      7. The importance of having a good Christian therapist – I’ve had two! They’ve each listened and understood, helped me think things through and make sense of my thoughts, and pointed me back to Christ and my husband for support.
      8. The value of a slower pace – no need to be over-the-top-involved in everything.
      9. An appreciation for naps! And gliders and rocking chairs and swings.
      10. A gratitude for the smaller and simpler things in life.
      11. The need for rest, space, quiet, even silence.
      12. The benefit of solitude and focus and breath.
      13. To not hide my emotions from my children, but to share/teach/show my kids that it’s normal to have troubles and it’s important to ask for help. I hope I’ve shown them God’s faithfulness to us through the hard times.
      14. To be more observant, to talk less and try to listen more.
      15. To pray about everything. “Do not be anxious about anything, but in every situation, by prayer and petition, with thanksgiving, present your requests to God.” Philippians‬ ‭4:6‬ ‭NIV‬‬
      16. The willingness to admit my weaknesses to my friends and family so they can pray for me. When I’m able to be honest and vulnerable, I allow others to help me.
      17. To serve from a place of brokenness. I had the opportunity to facilitate in a Depression Support Care Group for a year, after asking for 6+ years that God would use this depression in my life to help others. And now I blog, in the hopes that my story offers encouragement to other Christians with depression. “Praise be to the God and Father of our Lord Jesus Christ, the Father of compassion and the God of all comfort, who comforts us in all our troubles, so that we can comfort those in any trouble with the comfort we ourselves receive from God.” 2 Cor 1:3-4, NIV
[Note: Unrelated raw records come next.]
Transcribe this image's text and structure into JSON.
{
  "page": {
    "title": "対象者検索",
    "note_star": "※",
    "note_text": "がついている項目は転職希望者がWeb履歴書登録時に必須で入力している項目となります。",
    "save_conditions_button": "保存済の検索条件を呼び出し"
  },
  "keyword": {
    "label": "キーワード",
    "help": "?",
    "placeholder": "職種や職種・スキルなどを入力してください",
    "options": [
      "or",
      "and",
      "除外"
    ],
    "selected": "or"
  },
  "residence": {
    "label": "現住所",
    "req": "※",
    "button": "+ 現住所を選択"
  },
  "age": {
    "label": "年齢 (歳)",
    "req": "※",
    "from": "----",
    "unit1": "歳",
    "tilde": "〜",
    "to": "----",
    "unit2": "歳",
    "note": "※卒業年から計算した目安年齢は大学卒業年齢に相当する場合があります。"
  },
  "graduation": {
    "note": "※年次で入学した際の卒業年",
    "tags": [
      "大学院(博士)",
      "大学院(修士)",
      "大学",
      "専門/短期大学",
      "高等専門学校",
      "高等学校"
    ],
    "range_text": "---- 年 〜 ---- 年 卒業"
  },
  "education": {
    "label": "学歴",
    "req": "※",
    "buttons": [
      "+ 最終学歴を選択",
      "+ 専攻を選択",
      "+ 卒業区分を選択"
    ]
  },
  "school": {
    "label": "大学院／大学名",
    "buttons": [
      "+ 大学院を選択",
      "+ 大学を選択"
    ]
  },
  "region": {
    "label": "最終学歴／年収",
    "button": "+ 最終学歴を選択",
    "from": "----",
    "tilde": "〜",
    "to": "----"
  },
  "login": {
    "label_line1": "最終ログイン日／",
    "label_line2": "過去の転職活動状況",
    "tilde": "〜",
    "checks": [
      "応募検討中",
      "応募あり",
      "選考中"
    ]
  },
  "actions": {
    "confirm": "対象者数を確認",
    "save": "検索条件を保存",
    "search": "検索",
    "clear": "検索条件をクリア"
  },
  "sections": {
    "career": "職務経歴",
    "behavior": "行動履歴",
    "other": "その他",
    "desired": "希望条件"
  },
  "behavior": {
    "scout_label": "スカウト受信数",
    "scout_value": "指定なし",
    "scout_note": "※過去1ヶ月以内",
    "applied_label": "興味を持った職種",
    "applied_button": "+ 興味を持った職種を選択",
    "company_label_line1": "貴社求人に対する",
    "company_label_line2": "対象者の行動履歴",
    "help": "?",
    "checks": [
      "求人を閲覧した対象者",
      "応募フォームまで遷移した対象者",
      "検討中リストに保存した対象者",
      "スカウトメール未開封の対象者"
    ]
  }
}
      18. Of my absolute need to rely on Christ for everything. I’m growing more dependent on Him. “That is why, for Christ’s sake, I delight in weaknesses, in insults, in hardships, in persecutions, in difficulties. For when I am weak, then I am strong.” 2 Cor 12:10, NIV